This is the second confrontation which is all designed to prevent the JWF to catch whales and as such may be considered effective. However what is the factory ship MS Nisshin Maru, which is in company with a catcher vessel MS Yushin Maru #1, doing since the MS Yushin Maru #3 is tailing the MS Bob Barker.

Later the MS Gojira met up with the MS Steve Irwin to replenish stores at which time the MS Yushin Maru #2 approached the vessels. The SSCS deployed a Delta RHIB to turn the JWF vessel away from the two stopped SSCS vessels. The result of this was that the JWF did indeed turn away once again.

It is surprising to NAUTICAL LOG that the JWF bother to follow the SSCS vessels and just do as they did last year which was to continue whaling right under the noses of the SSCS vessels. With the refuelling problems common to both fleets all this charging around the Southern Ocean does not appear to make very much sense at all. It appears to us that both sides are not settled on their strategies and are not sure about effective tactics. This is rather like military probing to take note of the reaction of the enemy to an action. Perhaps this is the JWF security force continuing to learn about the SSCS or just plain old messing around with each others heads. The JWF do seem very willing to attack and perhaps try to sink the MS Gojira as they did with the MS Ady Gil last season.

Good Watch.

Comments

Popular posts from this blog

HOW TO WEAR A LIFEJACKET

A popular U.S.-based cruise ship style
A popular European ferry style

Several times during the year NAUTICAL LOG has had visitors searching for lifejacket instructions. With two just over Christmas we decided to publish something for everybody to see and read.
Choose a Coast Guard approved life-jacket and make sure it is undamaged. Make sure life-jackets are readily accessible, never locked away. Check the fit, there are adult, child and infant sizes, the correct one MUST be used. Choose bright colour life-jackets so as to be seen easily by Search and Rescue (SAR).Put your life-jacket ON BEFORE you leave the berth.

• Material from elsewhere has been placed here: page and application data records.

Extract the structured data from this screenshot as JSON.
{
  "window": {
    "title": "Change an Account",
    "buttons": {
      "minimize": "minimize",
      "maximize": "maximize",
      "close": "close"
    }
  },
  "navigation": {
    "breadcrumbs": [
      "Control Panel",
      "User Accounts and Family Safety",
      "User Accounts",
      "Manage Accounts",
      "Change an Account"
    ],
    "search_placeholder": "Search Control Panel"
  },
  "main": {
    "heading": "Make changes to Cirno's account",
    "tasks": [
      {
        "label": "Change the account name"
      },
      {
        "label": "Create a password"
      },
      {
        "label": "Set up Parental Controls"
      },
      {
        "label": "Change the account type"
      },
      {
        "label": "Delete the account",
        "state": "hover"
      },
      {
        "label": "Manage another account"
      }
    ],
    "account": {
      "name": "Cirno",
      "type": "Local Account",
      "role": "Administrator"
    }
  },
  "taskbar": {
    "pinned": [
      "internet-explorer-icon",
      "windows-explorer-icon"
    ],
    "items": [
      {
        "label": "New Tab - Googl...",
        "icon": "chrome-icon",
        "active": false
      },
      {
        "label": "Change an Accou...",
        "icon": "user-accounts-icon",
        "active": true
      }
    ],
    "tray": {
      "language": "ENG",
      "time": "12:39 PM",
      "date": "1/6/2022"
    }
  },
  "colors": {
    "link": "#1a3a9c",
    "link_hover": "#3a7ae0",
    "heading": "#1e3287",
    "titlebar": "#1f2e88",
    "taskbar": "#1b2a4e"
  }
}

Make sure you have a light and whistle attached AND they BOTH WORK.
Good Watch

ISM CODE - AUDITING

Ships now operate under the International Management Code for Safe Operation of Ships and for Pollution Prevention (ISM Code).  Since this is a Post on Auditing NAUTICAL LOG, who is a Trained Auditor, will not go through the requirements as these can be found on the Internet and in your local nautical bookshop - you do have a bookshop hopefully as they are a dying breed.  There are two types of Audit an External Audit and an Internal Audit.


The External Audit consists of the Flag State or an outside Auditing Firm coming into the Company and going through all the Protocols, Procedures and associated Manuals.  They may also hold a drill simulating a situation in one of the Company's vessels and observe the results of the Shore Staff dealing with it.  NAUTICAL LOG has been through this experience with two very different Companies and believe me it is a long, difficult, trying day not made any easier by the subsequent debrief.  The External Auditor then prepares a Report which causes a…

AN tSEIRBHIS CHABHLAIGH

This month saw the commissioning into the Irish Naval Service of a new Class of Irish Naval vessel more of the Frigate size than the previously Corvette size.  However they are all classed as Patrol vessels, the new vessel is LÉ Samuel Beckett P61.NAUTICAL LOG wishes her well and a successful service.


The older vessels saw unbelievable service and value for money the first being commissioned in 1979 and continued through the '80's and 90's into the 21st. Century.  During those years in addition to patrolling the stormy seas around the rugged Irish coast they made passages across the Western Ocean to the United States and Canada, south to South America as far as Argentina, and east to Asia as far as Korea.  Such passages are really remarkable for such small vessels and show the competence of Irish seafarers who as Naval Officers and Merchant Marine Officers train together.

Good Watch.